**WORK INSTRUCTIONS**
I would like every record reproduced exactly, with the pictures left out.

[Excerpts from an interface dataset]
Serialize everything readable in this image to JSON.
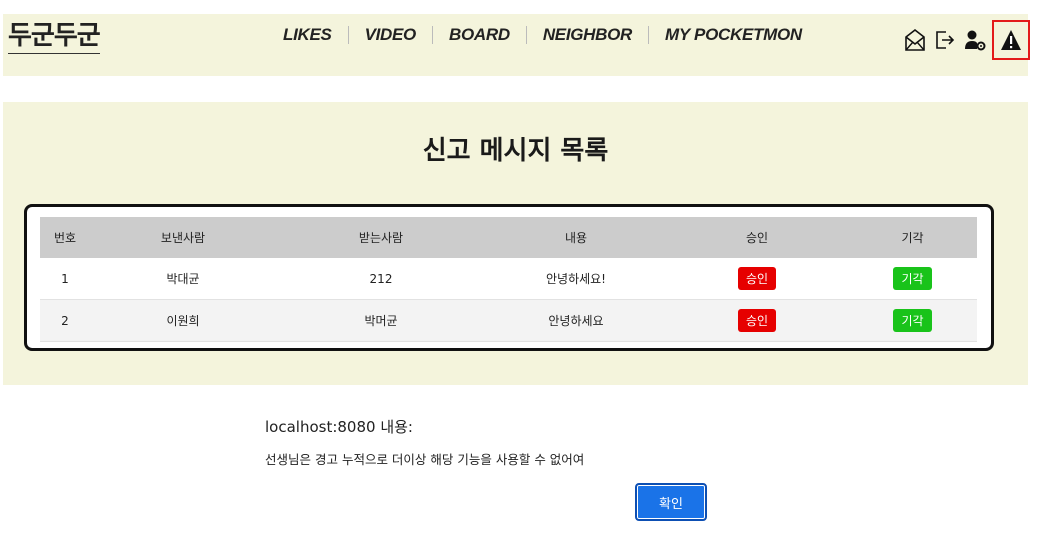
{
  "header": {
    "logo": "두군두군",
    "nav": [
      "LIKES",
      "VIDEO",
      "BOARD",
      "NEIGHBOR",
      "MY POCKETMON"
    ],
    "icons": [
      "mail-icon",
      "logout-icon",
      "user-settings-icon",
      "warning-icon"
    ]
  },
  "page": {
    "title": "신고 메시지 목록"
  },
  "table": {
    "headers": [
      "번호",
      "보낸사람",
      "받는사람",
      "내용",
      "승인",
      "기각"
    ],
    "rows": [
      {
        "no": "1",
        "sender": "박대균",
        "receiver": "212",
        "content": "안녕하세요!",
        "approve": "승인",
        "reject": "기각"
      },
      {
        "no": "2",
        "sender": "이원희",
        "receiver": "박머균",
        "content": "안녕하세요",
        "approve": "승인",
        "reject": "기각"
      }
    ]
  },
  "dialog": {
    "title": "localhost:8080 내용:",
    "message": "선생님은 경고 누적으로 더이상 해당 기능을 사용할 수 없어여",
    "ok_label": "확인"
  },
  "colors": {
    "panel_bg": "#f4f4dc",
    "approve": "#e60000",
    "reject": "#19c31a",
    "ok_button": "#1a73e8",
    "highlight_border": "#e31b1b"
  }
}
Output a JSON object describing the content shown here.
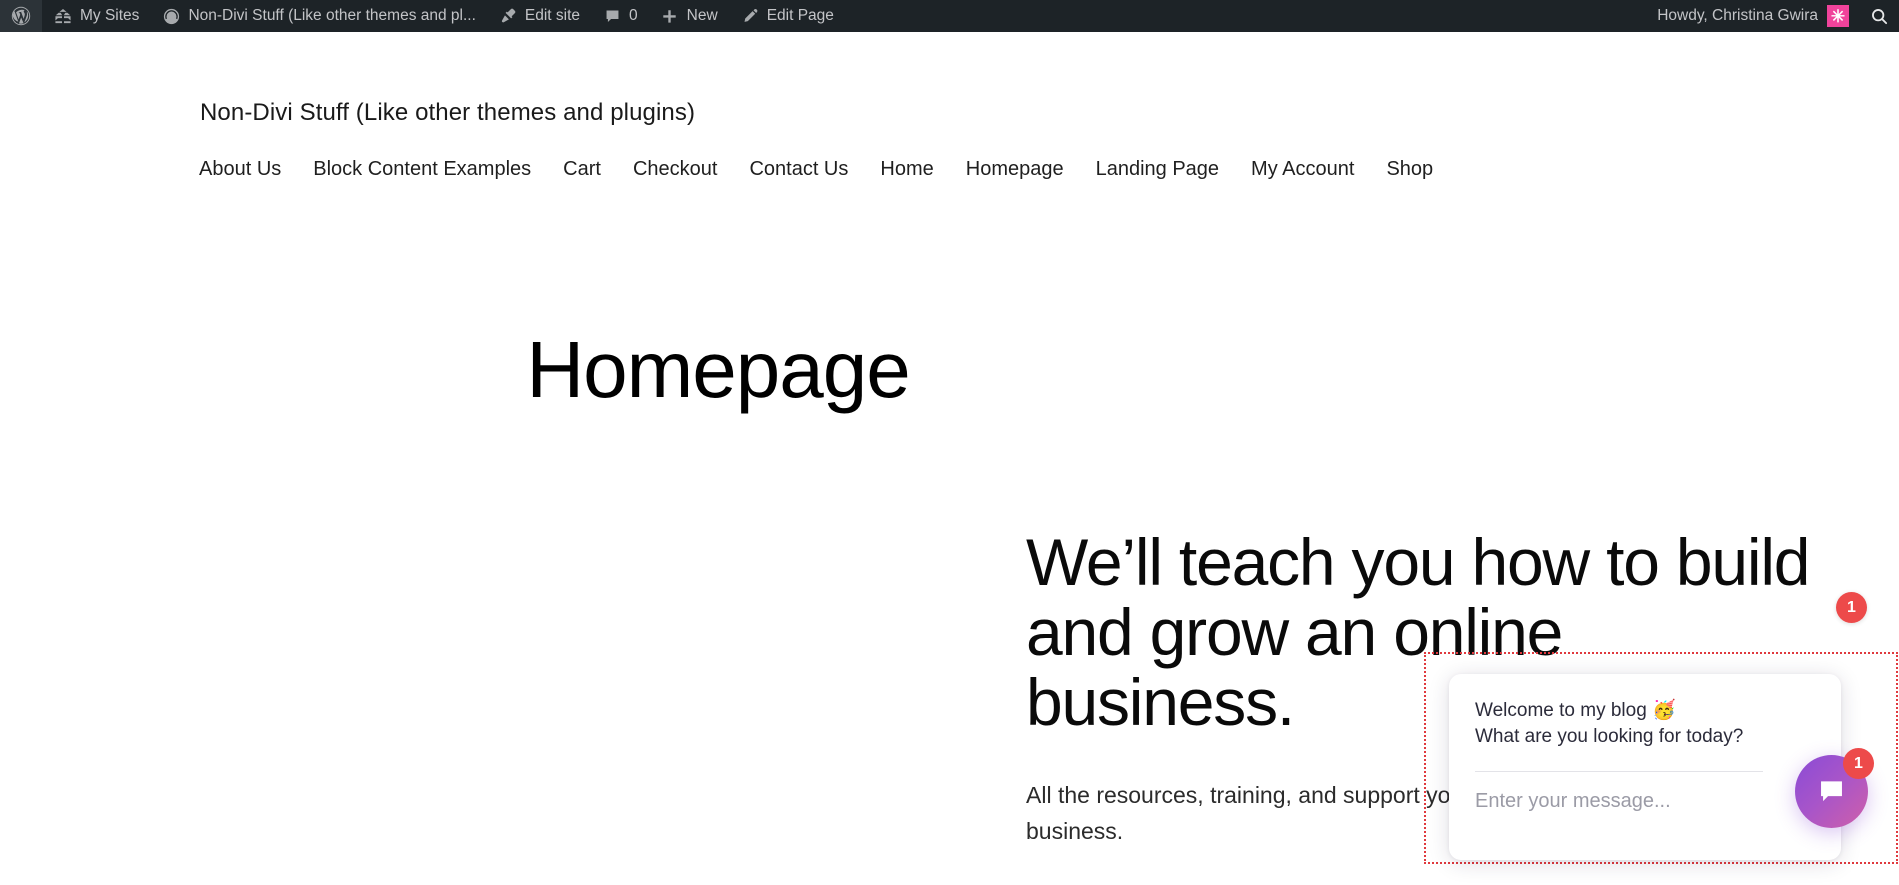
{
  "admin_bar": {
    "left_items": [
      {
        "id": "wp-logo",
        "icon": "wordpress-logo-icon",
        "label": ""
      },
      {
        "id": "my-sites",
        "icon": "sites-icon",
        "label": "My Sites"
      },
      {
        "id": "site-name",
        "icon": "dashboard-gauge-icon",
        "label": "Non-Divi Stuff (Like other themes and pl..."
      },
      {
        "id": "edit-site",
        "icon": "paintbrush-icon",
        "label": "Edit site"
      },
      {
        "id": "comments",
        "icon": "comment-bubble-icon",
        "label": "0"
      },
      {
        "id": "new",
        "icon": "plus-icon",
        "label": "New"
      },
      {
        "id": "edit-page",
        "icon": "pencil-icon",
        "label": "Edit Page"
      }
    ],
    "howdy": "Howdy, Christina Gwira",
    "avatar_glyph": "✳",
    "search_icon": "search-icon",
    "bar_color": "#1d2327",
    "text_color": "#c3c4c7",
    "avatar_color": "#f0439b"
  },
  "site": {
    "title": "Non-Divi Stuff (Like other themes and plugins)",
    "nav": [
      {
        "label": "About Us"
      },
      {
        "label": "Block Content Examples"
      },
      {
        "label": "Cart"
      },
      {
        "label": "Checkout"
      },
      {
        "label": "Contact Us"
      },
      {
        "label": "Home"
      },
      {
        "label": "Homepage"
      },
      {
        "label": "Landing Page"
      },
      {
        "label": "My Account"
      },
      {
        "label": "Shop"
      }
    ]
  },
  "main": {
    "page_title": "Homepage",
    "hero_heading": "We’ll teach you how to build and grow an online business.",
    "hero_paragraph": "All the resources, training, and support you need to run your dream online business."
  },
  "chat_widget": {
    "greeting": "Welcome to my blog 🥳\nWhat are you looking for today?",
    "input_placeholder": "Enter your message...",
    "input_value": "",
    "launcher_icon": "chat-bubble-icon",
    "launcher_badge_count": "1",
    "floating_badge_count": "1",
    "badge_color": "#ed4a4a",
    "gradient_start": "#8a4bd6",
    "gradient_end": "#cf5fa9",
    "outline_color": "#e0393e"
  }
}
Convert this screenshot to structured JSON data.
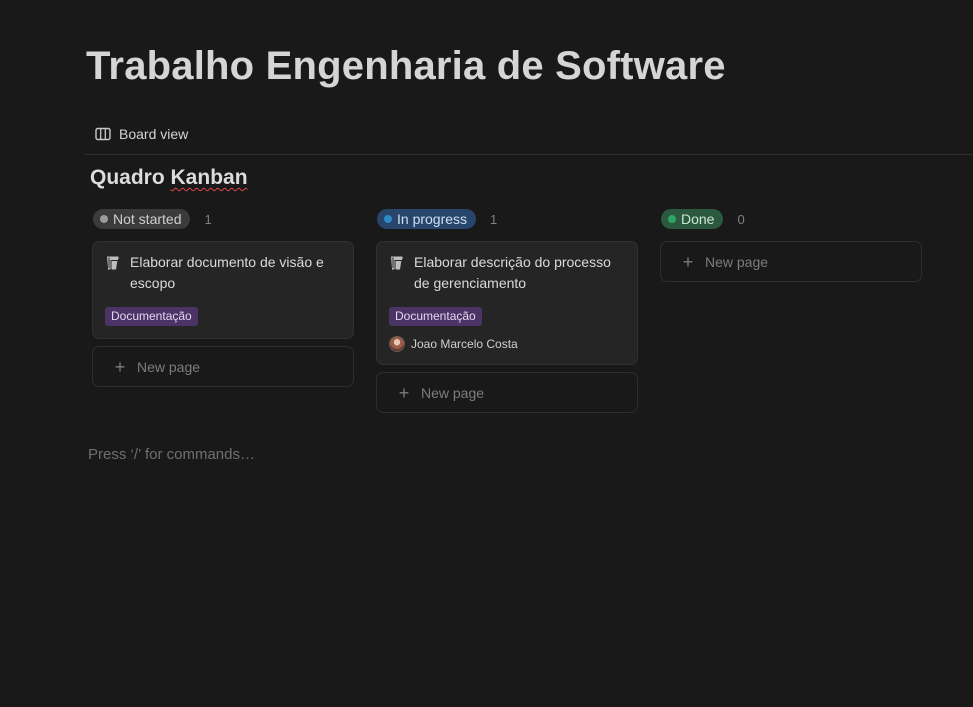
{
  "page": {
    "title": "Trabalho Engenharia de Software"
  },
  "view": {
    "tab_label": "Board view",
    "tab_icon": "board-view-icon"
  },
  "database": {
    "title_part1": "Quadro ",
    "title_part2": "Kanban"
  },
  "colors": {
    "background": "#191919",
    "not_started_pill": "#3b3b3b",
    "not_started_dot": "#9b9b9b",
    "in_progress_pill": "#28456c",
    "in_progress_dot": "#2d89c8",
    "done_pill": "#2b593f",
    "done_dot": "#2ea663",
    "tag_documentacao": "#4b3366"
  },
  "columns": [
    {
      "status": "Not started",
      "count": "1",
      "cards": [
        {
          "title": "Elaborar documento de visão e escopo",
          "tag": "Documentação",
          "icon": "document-icon"
        }
      ],
      "new_page_label": "New page"
    },
    {
      "status": "In progress",
      "count": "1",
      "cards": [
        {
          "title": "Elaborar descrição do processo de gerenciamento",
          "tag": "Documentação",
          "assignee": "Joao Marcelo Costa",
          "icon": "document-icon"
        }
      ],
      "new_page_label": "New page"
    },
    {
      "status": "Done",
      "count": "0",
      "cards": [],
      "new_page_label": "New page"
    }
  ],
  "editor": {
    "placeholder": "Press ‘/’ for commands…"
  }
}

**SOLUTION FOR THIS PROBLEM**
Serialize everything readable in this image to JSON.
{
  "header": {
    "logo": "두군두군",
    "nav": [
      "LIKES",
      "VIDEO",
      "BOARD",
      "NEIGHBOR",
      "MY POCKETMON"
    ],
    "icons": [
      "mail-icon",
      "logout-icon",
      "user-settings-icon",
      "warning-icon"
    ]
  },
  "page": {
    "title": "신고 메시지 목록"
  },
  "table": {
    "headers": [
      "번호",
      "보낸사람",
      "받는사람",
      "내용",
      "승인",
      "기각"
    ],
    "rows": [
      {
        "no": "1",
        "sender": "박대균",
        "receiver": "212",
        "content": "안녕하세요!",
        "approve": "승인",
        "reject": "기각"
      },
      {
        "no": "2",
        "sender": "이원희",
        "receiver": "박머균",
        "content": "안녕하세요",
        "approve": "승인",
        "reject": "기각"
      }
    ]
  },
  "dialog": {
    "title": "localhost:8080 내용:",
    "message": "선생님은 경고 누적으로 더이상 해당 기능을 사용할 수 없어여",
    "ok_label": "확인"
  },
  "colors": {
    "panel_bg": "#f4f4dc",
    "approve": "#e60000",
    "reject": "#19c31a",
    "ok_button": "#1a73e8",
    "highlight_border": "#e31b1b"
  }
}
Output a JSON object describing the content shown here.
{
  "admin_bar": {
    "left_items": [
      {
        "id": "wp-logo",
        "icon": "wordpress-logo-icon",
        "label": ""
      },
      {
        "id": "my-sites",
        "icon": "sites-icon",
        "label": "My Sites"
      },
      {
        "id": "site-name",
        "icon": "dashboard-gauge-icon",
        "label": "Non-Divi Stuff (Like other themes and pl..."
      },
      {
        "id": "edit-site",
        "icon": "paintbrush-icon",
        "label": "Edit site"
      },
      {
        "id": "comments",
        "icon": "comment-bubble-icon",
        "label": "0"
      },
      {
        "id": "new",
        "icon": "plus-icon",
        "label": "New"
      },
      {
        "id": "edit-page",
        "icon": "pencil-icon",
        "label": "Edit Page"
      }
    ],
    "howdy": "Howdy, Christina Gwira",
    "avatar_glyph": "✳",
    "search_icon": "search-icon",
    "bar_color": "#1d2327",
    "text_color": "#c3c4c7",
    "avatar_color": "#f0439b"
  },
  "site": {
    "title": "Non-Divi Stuff (Like other themes and plugins)",
    "nav": [
      {
        "label": "About Us"
      },
      {
        "label": "Block Content Examples"
      },
      {
        "label": "Cart"
      },
      {
        "label": "Checkout"
      },
      {
        "label": "Contact Us"
      },
      {
        "label": "Home"
      },
      {
        "label": "Homepage"
      },
      {
        "label": "Landing Page"
      },
      {
        "label": "My Account"
      },
      {
        "label": "Shop"
      }
    ]
  },
  "main": {
    "page_title": "Homepage",
    "hero_heading": "We’ll teach you how to build and grow an online business.",
    "hero_paragraph": "All the resources, training, and support you need to run your dream online business."
  },
  "chat_widget": {
    "greeting": "Welcome to my blog 🥳\nWhat are you looking for today?",
    "input_placeholder": "Enter your message...",
    "input_value": "",
    "launcher_icon": "chat-bubble-icon",
    "launcher_badge_count": "1",
    "floating_badge_count": "1",
    "badge_color": "#ed4a4a",
    "gradient_start": "#8a4bd6",
    "gradient_end": "#cf5fa9",
    "outline_color": "#e0393e"
  }
}
Convert this screenshot to structured JSON data.
{
  "page": {
    "title": "Trabalho Engenharia de Software"
  },
  "view": {
    "tab_label": "Board view",
    "tab_icon": "board-view-icon"
  },
  "database": {
    "title_part1": "Quadro ",
    "title_part2": "Kanban"
  },
  "colors": {
    "background": "#191919",
    "not_started_pill": "#3b3b3b",
    "not_started_dot": "#9b9b9b",
    "in_progress_pill": "#28456c",
    "in_progress_dot": "#2d89c8",
    "done_pill": "#2b593f",
    "done_dot": "#2ea663",
    "tag_documentacao": "#4b3366"
  },
  "columns": [
    {
      "status": "Not started",
      "count": "1",
      "cards": [
        {
          "title": "Elaborar documento de visão e escopo",
          "tag": "Documentação",
          "icon": "document-icon"
        }
      ],
      "new_page_label": "New page"
    },
    {
      "status": "In progress",
      "count": "1",
      "cards": [
        {
          "title": "Elaborar descrição do processo de gerenciamento",
          "tag": "Documentação",
          "assignee": "Joao Marcelo Costa",
          "icon": "document-icon"
        }
      ],
      "new_page_label": "New page"
    },
    {
      "status": "Done",
      "count": "0",
      "cards": [],
      "new_page_label": "New page"
    }
  ],
  "editor": {
    "placeholder": "Press ‘/’ for commands…"
  }
}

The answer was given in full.